I've had this thought sloshing around in my noggin for a while. Hoping to plant the seed of an idea into the head of all the lottery officials out there. It's just a crazy idea afterall.
My analogy is that all the multi-state lottos are like a 3rd party candidates to each other. They are competing against each other and thus keeping the jackpots low. That's my theory. They should join. There should be one nation wide lotto, available in all the states that currently have lottos anyway. This relates to another state and city lotto idea I have, and thought that I could create a system to make them all similar. State and city lottos would be available only if that locale wants such a thing.
In English, city = 4 letters, state = 5 and nation = 6. Perfect, I'll use 4/5/6 in my idea. Let's have city games where they pick 4 numbers from a pool, states pick 5 numbers from a pool, and national picks 6 numbers from a pool. How large is the pool? That depends on the population of the locale.
Let's say Los Angeles wants a city lottery. The population of LA is approx. 3.9 million in 2013. The nCr for Los Angeles would be 100C4 = 3,921,225. This way the odds roughly equal the population. It's up to the city if it wants to run such a game. A smaller city, such as San Luis Obispo, with a population of approx 46,377 would run a 34C4 = 46,376. Yes, it took a long time for me to find a population that nearly exactly matched.
Follow the same logic for states. Cali, with a population of approx. 38.8 million in 2014 would run an 87C5 = 36,949,857 until their population reached ~39,176,000 when they switch to an 88c5.

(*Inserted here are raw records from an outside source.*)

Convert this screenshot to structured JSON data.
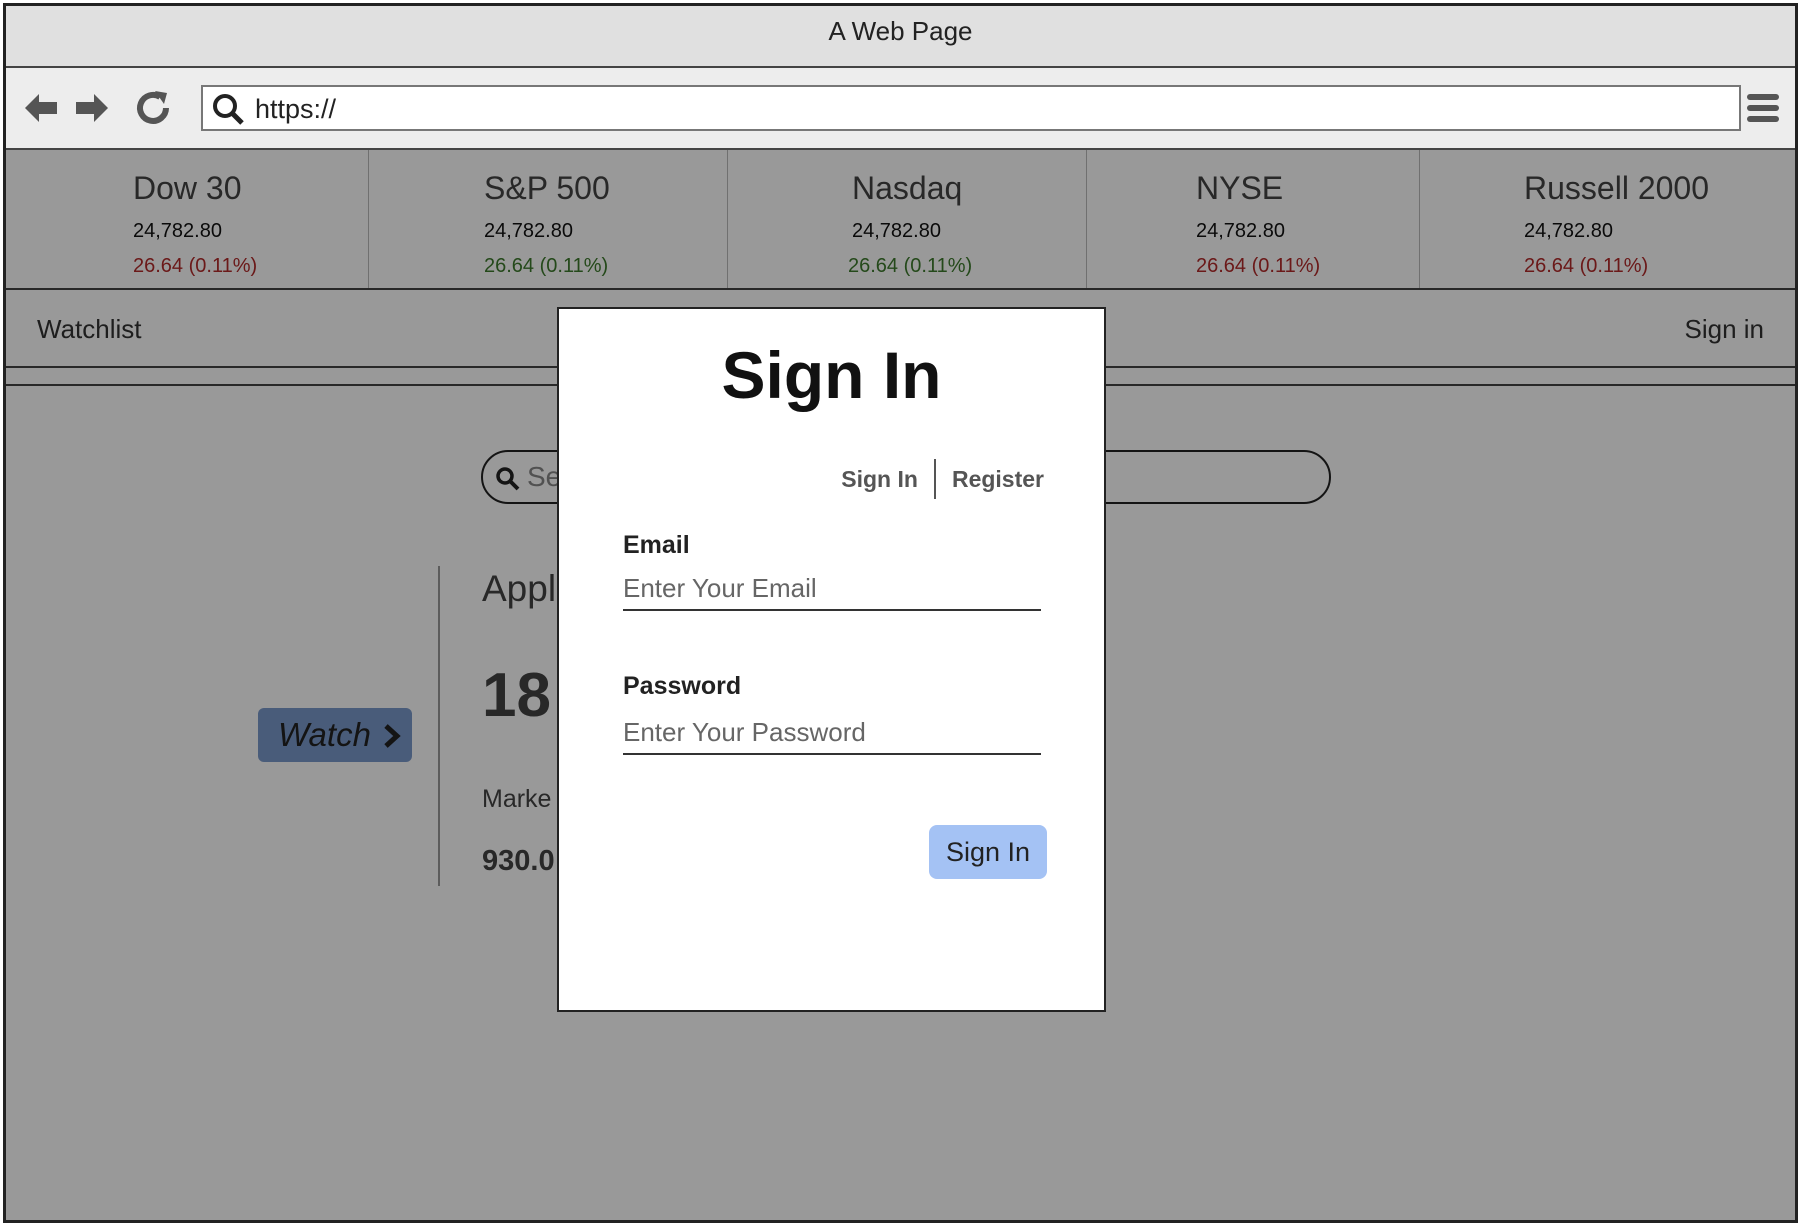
{
  "window": {
    "title": "A Web Page"
  },
  "browser": {
    "url": "https://"
  },
  "tickers": [
    {
      "name": "Dow 30",
      "value": "24,782.80",
      "change": "26.64 (0.11%)",
      "direction": "down"
    },
    {
      "name": "S&P 500",
      "value": "24,782.80",
      "change": "26.64 (0.11%)",
      "direction": "up"
    },
    {
      "name": "Nasdaq",
      "value": "24,782.80",
      "change": "26.64 (0.11%)",
      "direction": "up"
    },
    {
      "name": "NYSE",
      "value": "24,782.80",
      "change": "26.64 (0.11%)",
      "direction": "down"
    },
    {
      "name": "Russell 2000",
      "value": "24,782.80",
      "change": "26.64 (0.11%)",
      "direction": "down"
    }
  ],
  "nav": {
    "watchlist": "Watchlist",
    "signin": "Sign in"
  },
  "search": {
    "partial_text": "Se"
  },
  "stock": {
    "name_partial": "Appl",
    "price_partial": "18",
    "market_label_partial": "Marke",
    "market_value_partial": "930.0"
  },
  "watch_button": {
    "label": "Watch"
  },
  "modal": {
    "title": "Sign In",
    "tabs": {
      "signin": "Sign In",
      "register": "Register"
    },
    "email": {
      "label": "Email",
      "placeholder": "Enter Your Email"
    },
    "password": {
      "label": "Password",
      "placeholder": "Enter Your Password"
    },
    "submit": "Sign In"
  },
  "colors": {
    "down": "#b22a2a",
    "up": "#3d7a2c",
    "watch_button": "#7b9acb",
    "submit_button": "#a4c2f4"
  }
}
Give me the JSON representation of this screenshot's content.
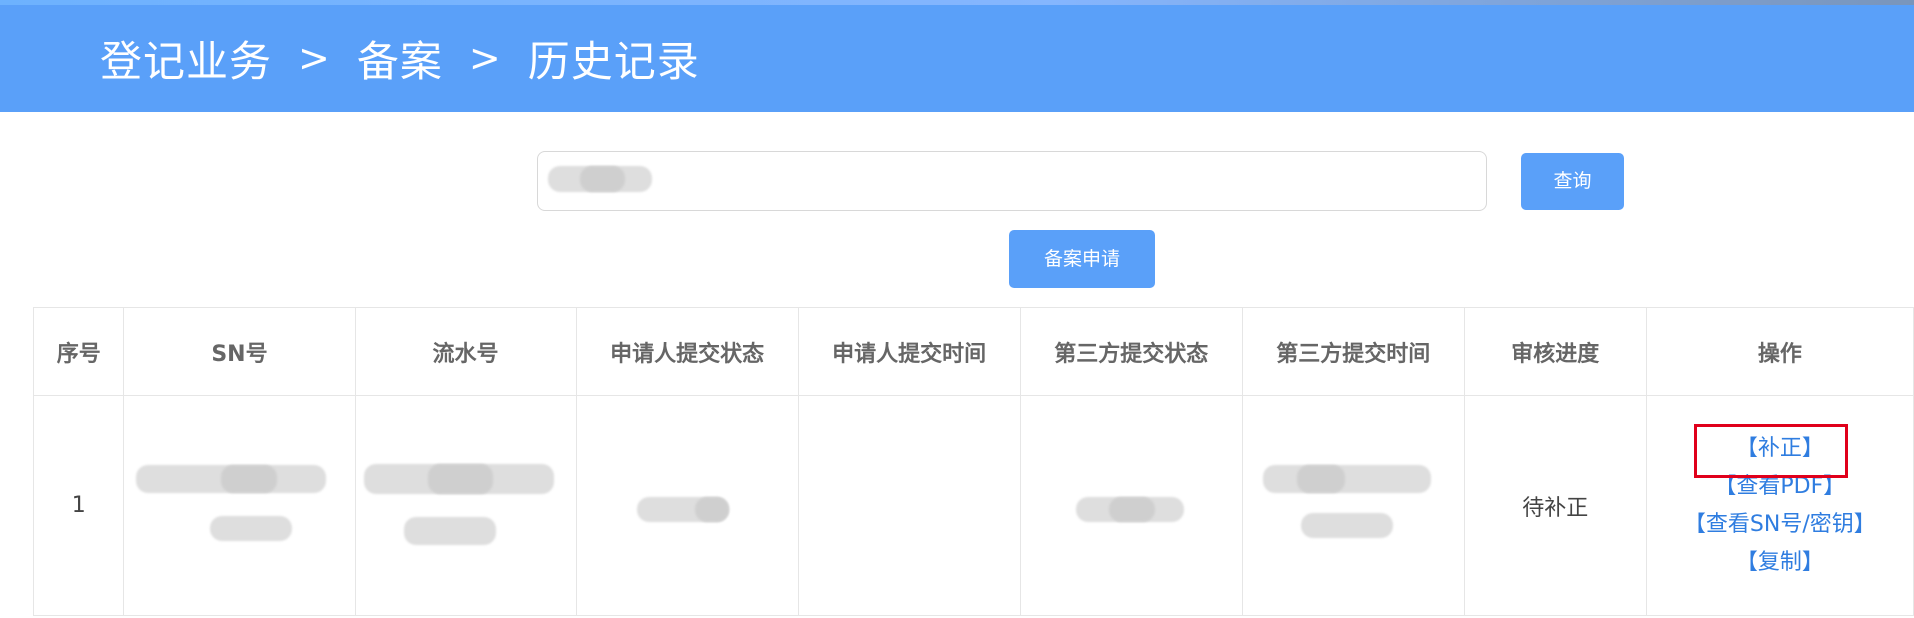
{
  "header": {
    "breadcrumb": {
      "first": "登记业务",
      "separator_1": ">",
      "second": "备案",
      "separator_2": ">",
      "third": "历史记录"
    }
  },
  "search": {
    "value": "",
    "placeholder": ""
  },
  "buttons": {
    "query": "查询",
    "filing_application": "备案申请"
  },
  "table": {
    "columns": [
      "序号",
      "SN号",
      "流水号",
      "申请人提交状态",
      "申请人提交时间",
      "第三方提交状态",
      "第三方提交时间",
      "审核进度",
      "操作"
    ],
    "rows": [
      {
        "index": "1",
        "review_progress": "待补正",
        "actions": [
          "【补正】",
          "【查看PDF】",
          "【查看SN号/密钥】",
          "【复制】"
        ]
      }
    ]
  },
  "colors": {
    "header_background": "#5aa0f9",
    "button_background": "#5aa0f9",
    "link_text": "#2f7de0",
    "highlight_border": "#e0001b"
  },
  "icons": []
}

The US national lotto would be an 80C6 = 300,500,200, which closely matches the approx. population of 318.9 million in 2014. When the population grows enough, they switch to an 81c6.
I would imagine that the frequency of changes, requiring new cards, scanners, etc, would put off some people. I think this best suited for online play only, or at an electronic lotto keyosk/vending machine. Maybe the registration of lotto players would be a great way to invent a voter registration as well. Who knows? Maybe the states can get both ideas implemented for the same price. I'm either full of ideas or full of it. :-)
Maybe the pool is too large in these examples? Maybe the pool should be 1/2 the population?
I'd appreciate any feedback. Thanks, and good luck!